▶ AIM OF THE EXERCISE
Only the pictures should be dropped; every line of the data must come back exactly as written.

▶ DATASET CONTENT
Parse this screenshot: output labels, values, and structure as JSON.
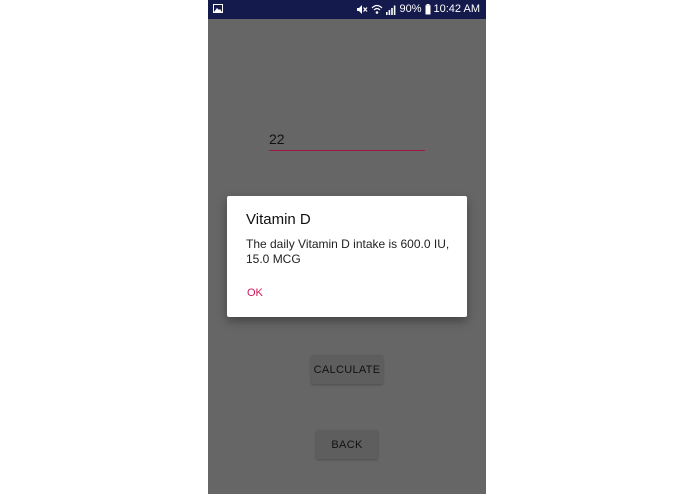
{
  "status_bar": {
    "battery": "90%",
    "time": "10:42 AM",
    "icons": [
      "gallery-icon",
      "mute-icon",
      "wifi-icon",
      "signal-icon",
      "battery-icon"
    ]
  },
  "form": {
    "age_value": "22"
  },
  "buttons": {
    "calculate": "CALCULATE",
    "back": "BACK"
  },
  "dialog": {
    "title": "Vitamin D",
    "message": "The daily Vitamin D intake is 600.0 IU, 15.0 MCG",
    "ok": "OK"
  },
  "colors": {
    "status_bar": "#141a4c",
    "scrim_background": "#666666",
    "accent": "#d3155b",
    "input_underline": "#a0154a",
    "dialog_background": "#ffffff"
  }
}
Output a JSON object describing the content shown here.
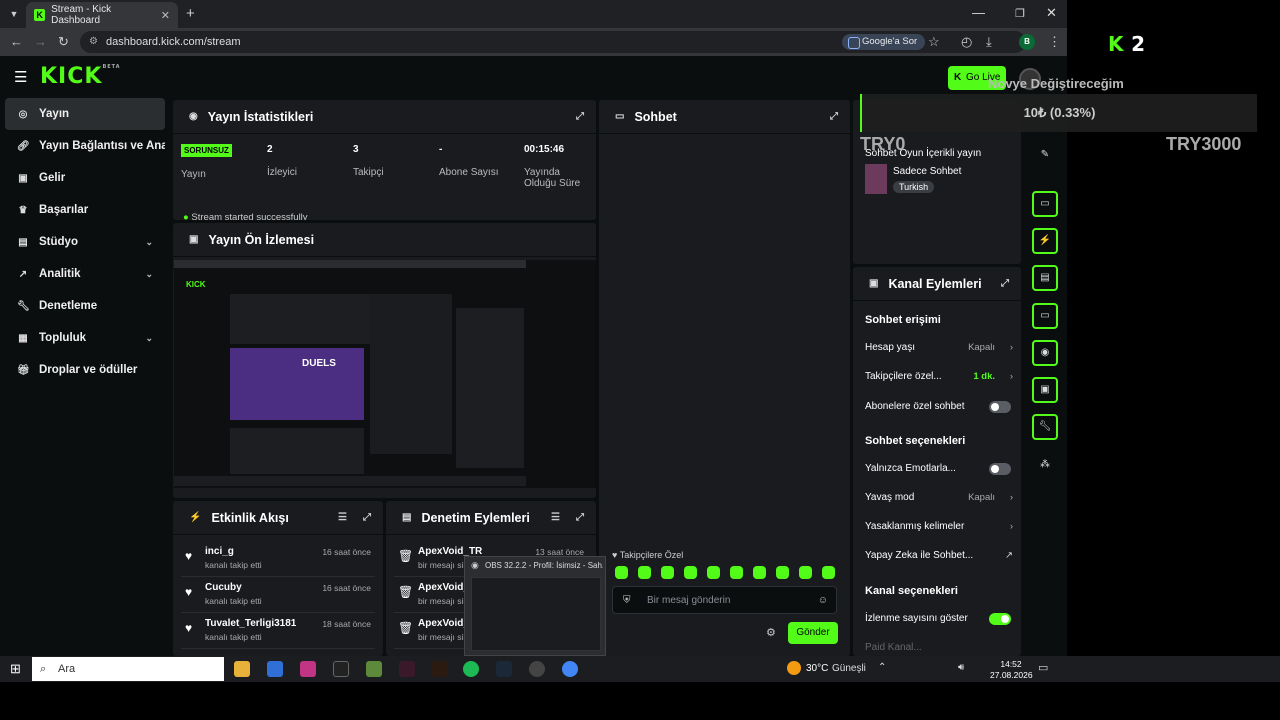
{
  "browser": {
    "tab_title": "Stream - Kick Dashboard",
    "url": "dashboard.kick.com/stream",
    "google_label": "Google'a Sor",
    "profile_initial": "B"
  },
  "header": {
    "logo": "KICK",
    "logo_beta": "BETA",
    "go_live": "Go Live"
  },
  "sidebar": {
    "items": [
      {
        "label": "Yayın",
        "icon": "broadcast-icon"
      },
      {
        "label": "Yayın Bağlantısı ve Anahtar",
        "icon": "link-icon"
      },
      {
        "label": "Gelir",
        "icon": "wallet-icon"
      },
      {
        "label": "Başarılar",
        "icon": "trophy-icon"
      },
      {
        "label": "Stüdyo",
        "icon": "studio-icon"
      },
      {
        "label": "Analitik",
        "icon": "chart-icon"
      },
      {
        "label": "Denetleme",
        "icon": "wrench-icon"
      },
      {
        "label": "Topluluk",
        "icon": "community-icon"
      },
      {
        "label": "Droplar ve ödüller",
        "icon": "gift-icon"
      }
    ]
  },
  "stats": {
    "title": "Yayın İstatistikleri",
    "status_badge": "SORUNSUZ",
    "status_label": "Yayın",
    "viewers_value": "2",
    "viewers_label": "İzleyici",
    "followers_value": "3",
    "followers_label": "Takipçi",
    "subs_value": "-",
    "subs_label": "Abone Sayısı",
    "uptime_value": "00:15:46",
    "uptime_label": "Yayında Olduğu Süre",
    "notice": "Stream started successfully"
  },
  "preview": {
    "title": "Yayın Ön İzlemesi"
  },
  "activity": {
    "title": "Etkinlik Akışı",
    "items": [
      {
        "name": "inci_g",
        "sub": "kanalı takip etti",
        "time": "16 saat önce"
      },
      {
        "name": "Cucuby",
        "sub": "kanalı takip etti",
        "time": "16 saat önce"
      },
      {
        "name": "Tuvalet_Terligi3181",
        "sub": "kanalı takip etti",
        "time": "18 saat önce"
      }
    ]
  },
  "moderation": {
    "title": "Denetim Eylemleri",
    "items": [
      {
        "name": "ApexVoid_TR",
        "sub": "bir mesajı sil",
        "time": "13 saat önce"
      },
      {
        "name": "ApexVoid_",
        "sub": "bir mesajı sil",
        "time": ""
      },
      {
        "name": "ApexVoid_",
        "sub": "bir mesajı sil",
        "time": ""
      }
    ]
  },
  "chat": {
    "title": "Sohbet",
    "followers_only": "Takipçilere Özel",
    "placeholder": "Bir mesaj gönderin",
    "send": "Gönder"
  },
  "stream_info": {
    "title_line": "Sohbet Oyun İçerikli yayın",
    "category": "Sadece Sohbet",
    "language": "Turkish"
  },
  "channel_actions": {
    "title": "Kanal Eylemleri",
    "chat_access": "Sohbet erişimi",
    "account_age": "Hesap yaşı",
    "account_age_value": "Kapalı",
    "followers_only": "Takipçilere özel...",
    "followers_only_value": "1 dk.",
    "subs_only": "Abonelere özel sohbet",
    "chat_options": "Sohbet seçenekleri",
    "emotes_only": "Yalnızca Emotlarla...",
    "slow_mode": "Yavaş mod",
    "slow_mode_value": "Kapalı",
    "banned_words": "Yasaklanmış kelimeler",
    "ai_chat": "Yapay Zeka ile Sohbet...",
    "channel_options": "Kanal seçenekleri",
    "show_viewers": "İzlenme sayısını göster",
    "paid": "Paid Kanal..."
  },
  "overlay": {
    "k_label": "K",
    "k_count": "2",
    "goal_text": "Novye Değiştireceğim",
    "rate": "10₺ (0.33%)",
    "try_left": "TRY0",
    "try_right": "TRY3000"
  },
  "obs": {
    "title": "OBS 32.2.2 - Profil: İsimsiz - Sah..."
  },
  "taskbar": {
    "search": "Ara",
    "weather": "30°C",
    "weather_desc": "Güneşli",
    "time": "14:52",
    "date": "27.08.2026"
  }
}
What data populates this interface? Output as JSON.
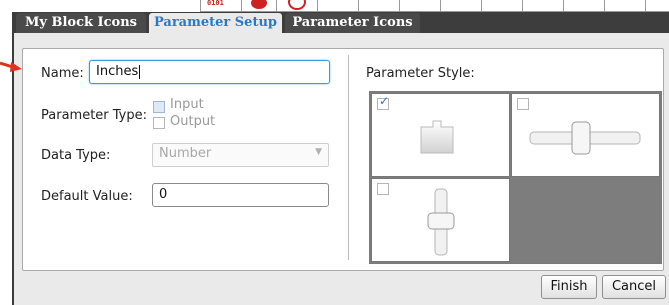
{
  "header": {
    "strip_label": "0101"
  },
  "tabs": [
    {
      "label": "My Block Icons",
      "active": false
    },
    {
      "label": "Parameter Setup",
      "active": true
    },
    {
      "label": "Parameter Icons",
      "active": false
    }
  ],
  "form": {
    "name_label": "Name:",
    "name_value": "Inches",
    "parameter_type_label": "Parameter Type:",
    "parameter_type_options": [
      {
        "label": "Input",
        "checked": true,
        "enabled": false
      },
      {
        "label": "Output",
        "checked": false,
        "enabled": false
      }
    ],
    "data_type_label": "Data Type:",
    "data_type_value": "Number",
    "default_value_label": "Default Value:",
    "default_value_value": "0"
  },
  "parameter_style": {
    "label": "Parameter Style:",
    "options": [
      {
        "icon": "text-input-icon",
        "checked": true
      },
      {
        "icon": "horizontal-slider-icon",
        "checked": false
      },
      {
        "icon": "vertical-slider-icon",
        "checked": false
      }
    ]
  },
  "buttons": {
    "finish": "Finish",
    "cancel": "Cancel"
  },
  "colors": {
    "accent": "#2a79c2",
    "frame": "#3d3d3d",
    "pointer": "#e0301e"
  }
}
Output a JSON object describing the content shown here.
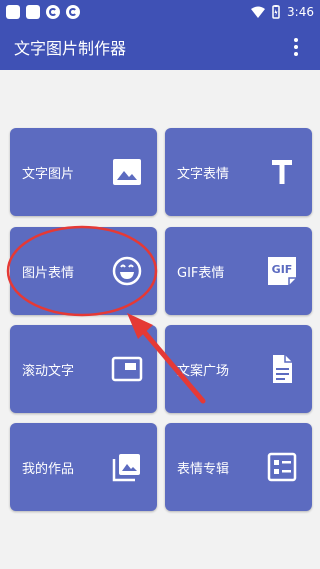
{
  "status": {
    "time": "3:46"
  },
  "toolbar": {
    "title": "文字图片制作器"
  },
  "tiles": [
    {
      "label": "文字图片",
      "icon": "image-icon"
    },
    {
      "label": "文字表情",
      "icon": "text-t-icon"
    },
    {
      "label": "图片表情",
      "icon": "smiley-icon"
    },
    {
      "label": "GIF表情",
      "icon": "gif-icon"
    },
    {
      "label": "滚动文字",
      "icon": "scroll-text-icon"
    },
    {
      "label": "文案广场",
      "icon": "document-icon"
    },
    {
      "label": "我的作品",
      "icon": "photo-library-icon"
    },
    {
      "label": "表情专辑",
      "icon": "album-list-icon"
    }
  ],
  "colors": {
    "primary": "#3f51b5",
    "tile": "#5c6bc0",
    "annotation": "#e53935"
  }
}
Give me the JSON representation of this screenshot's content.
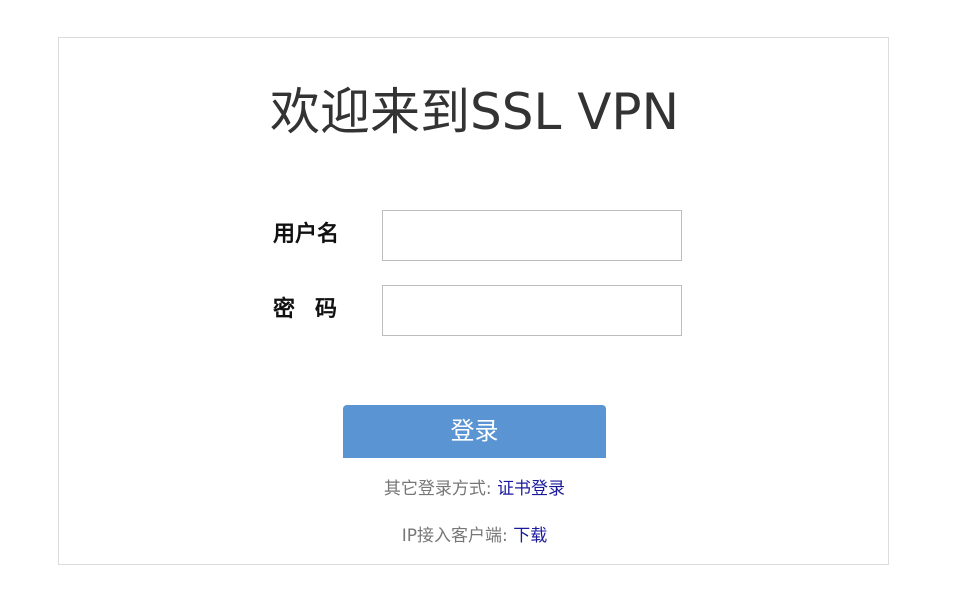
{
  "title": "欢迎来到SSL VPN",
  "form": {
    "username_label": "用户名",
    "password_label": "密码",
    "username_value": "",
    "password_value": ""
  },
  "login_button": "登录",
  "alt_login": {
    "prefix": "其它登录方式:",
    "link": "证书登录"
  },
  "client": {
    "prefix": "IP接入客户端:",
    "link": "下载"
  },
  "colors": {
    "button_bg": "#5b94d3",
    "link": "#1a1a9c",
    "title": "#333333"
  }
}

▶ TASK ANSWER
Parse this screenshot: output labels, values, and structure as JSON.
{
  "status_bar": {
    "battery": "90%",
    "time": "10:42 AM",
    "icons": [
      "gallery-icon",
      "mute-icon",
      "wifi-icon",
      "signal-icon",
      "battery-icon"
    ]
  },
  "form": {
    "age_value": "22"
  },
  "buttons": {
    "calculate": "CALCULATE",
    "back": "BACK"
  },
  "dialog": {
    "title": "Vitamin D",
    "message": "The daily Vitamin D intake is 600.0 IU, 15.0 MCG",
    "ok": "OK"
  },
  "colors": {
    "status_bar": "#141a4c",
    "scrim_background": "#666666",
    "accent": "#d3155b",
    "input_underline": "#a0154a",
    "dialog_background": "#ffffff"
  }
}
Output a JSON object describing the content shown here.
{
  "browser": {
    "tab_title": "Stream - Kick Dashboard",
    "url": "dashboard.kick.com/stream",
    "google_label": "Google'a Sor",
    "profile_initial": "B"
  },
  "header": {
    "logo": "KICK",
    "logo_beta": "BETA",
    "go_live": "Go Live"
  },
  "sidebar": {
    "items": [
      {
        "label": "Yayın",
        "icon": "broadcast-icon"
      },
      {
        "label": "Yayın Bağlantısı ve Anahtar",
        "icon": "link-icon"
      },
      {
        "label": "Gelir",
        "icon": "wallet-icon"
      },
      {
        "label": "Başarılar",
        "icon": "trophy-icon"
      },
      {
        "label": "Stüdyo",
        "icon": "studio-icon"
      },
      {
        "label": "Analitik",
        "icon": "chart-icon"
      },
      {
        "label": "Denetleme",
        "icon": "wrench-icon"
      },
      {
        "label": "Topluluk",
        "icon": "community-icon"
      },
      {
        "label": "Droplar ve ödüller",
        "icon": "gift-icon"
      }
    ]
  },
  "stats": {
    "title": "Yayın İstatistikleri",
    "status_badge": "SORUNSUZ",
    "status_label": "Yayın",
    "viewers_value": "2",
    "viewers_label": "İzleyici",
    "followers_value": "3",
    "followers_label": "Takipçi",
    "subs_value": "-",
    "subs_label": "Abone Sayısı",
    "uptime_value": "00:15:46",
    "uptime_label": "Yayında Olduğu Süre",
    "notice": "Stream started successfully"
  },
  "preview": {
    "title": "Yayın Ön İzlemesi"
  },
  "activity": {
    "title": "Etkinlik Akışı",
    "items": [
      {
        "name": "inci_g",
        "sub": "kanalı takip etti",
        "time": "16 saat önce"
      },
      {
        "name": "Cucuby",
        "sub": "kanalı takip etti",
        "time": "16 saat önce"
      },
      {
        "name": "Tuvalet_Terligi3181",
        "sub": "kanalı takip etti",
        "time": "18 saat önce"
      }
    ]
  },
  "moderation": {
    "title": "Denetim Eylemleri",
    "items": [
      {
        "name": "ApexVoid_TR",
        "sub": "bir mesajı sil",
        "time": "13 saat önce"
      },
      {
        "name": "ApexVoid_",
        "sub": "bir mesajı sil",
        "time": ""
      },
      {
        "name": "ApexVoid_",
        "sub": "bir mesajı sil",
        "time": ""
      }
    ]
  },
  "chat": {
    "title": "Sohbet",
    "followers_only": "Takipçilere Özel",
    "placeholder": "Bir mesaj gönderin",
    "send": "Gönder"
  },
  "stream_info": {
    "title_line": "Sohbet Oyun İçerikli yayın",
    "category": "Sadece Sohbet",
    "language": "Turkish"
  },
  "channel_actions": {
    "title": "Kanal Eylemleri",
    "chat_access": "Sohbet erişimi",
    "account_age": "Hesap yaşı",
    "account_age_value": "Kapalı",
    "followers_only": "Takipçilere özel...",
    "followers_only_value": "1 dk.",
    "subs_only": "Abonelere özel sohbet",
    "chat_options": "Sohbet seçenekleri",
    "emotes_only": "Yalnızca Emotlarla...",
    "slow_mode": "Yavaş mod",
    "slow_mode_value": "Kapalı",
    "banned_words": "Yasaklanmış kelimeler",
    "ai_chat": "Yapay Zeka ile Sohbet...",
    "channel_options": "Kanal seçenekleri",
    "show_viewers": "İzlenme sayısını göster",
    "paid": "Paid Kanal..."
  },
  "overlay": {
    "k_label": "K",
    "k_count": "2",
    "goal_text": "Novye Değiştireceğim",
    "rate": "10₺ (0.33%)",
    "try_left": "TRY0",
    "try_right": "TRY3000"
  },
  "obs": {
    "title": "OBS 32.2.2 - Profil: İsimsiz - Sah..."
  },
  "taskbar": {
    "search": "Ara",
    "weather": "30°C",
    "weather_desc": "Güneşli",
    "time": "14:52",
    "date": "27.08.2026"
  }
}
What data populates this interface? Output as JSON.
{
  "header": {
    "strip_label": "0101"
  },
  "tabs": [
    {
      "label": "My Block Icons",
      "active": false
    },
    {
      "label": "Parameter Setup",
      "active": true
    },
    {
      "label": "Parameter Icons",
      "active": false
    }
  ],
  "form": {
    "name_label": "Name:",
    "name_value": "Inches",
    "parameter_type_label": "Parameter Type:",
    "parameter_type_options": [
      {
        "label": "Input",
        "checked": true,
        "enabled": false
      },
      {
        "label": "Output",
        "checked": false,
        "enabled": false
      }
    ],
    "data_type_label": "Data Type:",
    "data_type_value": "Number",
    "default_value_label": "Default Value:",
    "default_value_value": "0"
  },
  "parameter_style": {
    "label": "Parameter Style:",
    "options": [
      {
        "icon": "text-input-icon",
        "checked": true
      },
      {
        "icon": "horizontal-slider-icon",
        "checked": false
      },
      {
        "icon": "vertical-slider-icon",
        "checked": false
      }
    ]
  },
  "buttons": {
    "finish": "Finish",
    "cancel": "Cancel"
  },
  "colors": {
    "accent": "#2a79c2",
    "frame": "#3d3d3d",
    "pointer": "#e0301e"
  }
}
Output a JSON object describing the content shown here.
{
  "status": {
    "time": "3:46"
  },
  "toolbar": {
    "title": "文字图片制作器"
  },
  "tiles": [
    {
      "label": "文字图片",
      "icon": "image-icon"
    },
    {
      "label": "文字表情",
      "icon": "text-t-icon"
    },
    {
      "label": "图片表情",
      "icon": "smiley-icon"
    },
    {
      "label": "GIF表情",
      "icon": "gif-icon"
    },
    {
      "label": "滚动文字",
      "icon": "scroll-text-icon"
    },
    {
      "label": "文案广场",
      "icon": "document-icon"
    },
    {
      "label": "我的作品",
      "icon": "photo-library-icon"
    },
    {
      "label": "表情专辑",
      "icon": "album-list-icon"
    }
  ],
  "colors": {
    "primary": "#3f51b5",
    "tile": "#5c6bc0",
    "annotation": "#e53935"
  }
}
Give me the JSON representation of this screenshot's content.
{
  "title": "欢迎来到SSL VPN",
  "form": {
    "username_label": "用户名",
    "password_label": "密码",
    "username_value": "",
    "password_value": ""
  },
  "login_button": "登录",
  "alt_login": {
    "prefix": "其它登录方式:",
    "link": "证书登录"
  },
  "client": {
    "prefix": "IP接入客户端:",
    "link": "下载"
  },
  "colors": {
    "button_bg": "#5b94d3",
    "link": "#1a1a9c",
    "title": "#333333"
  }
}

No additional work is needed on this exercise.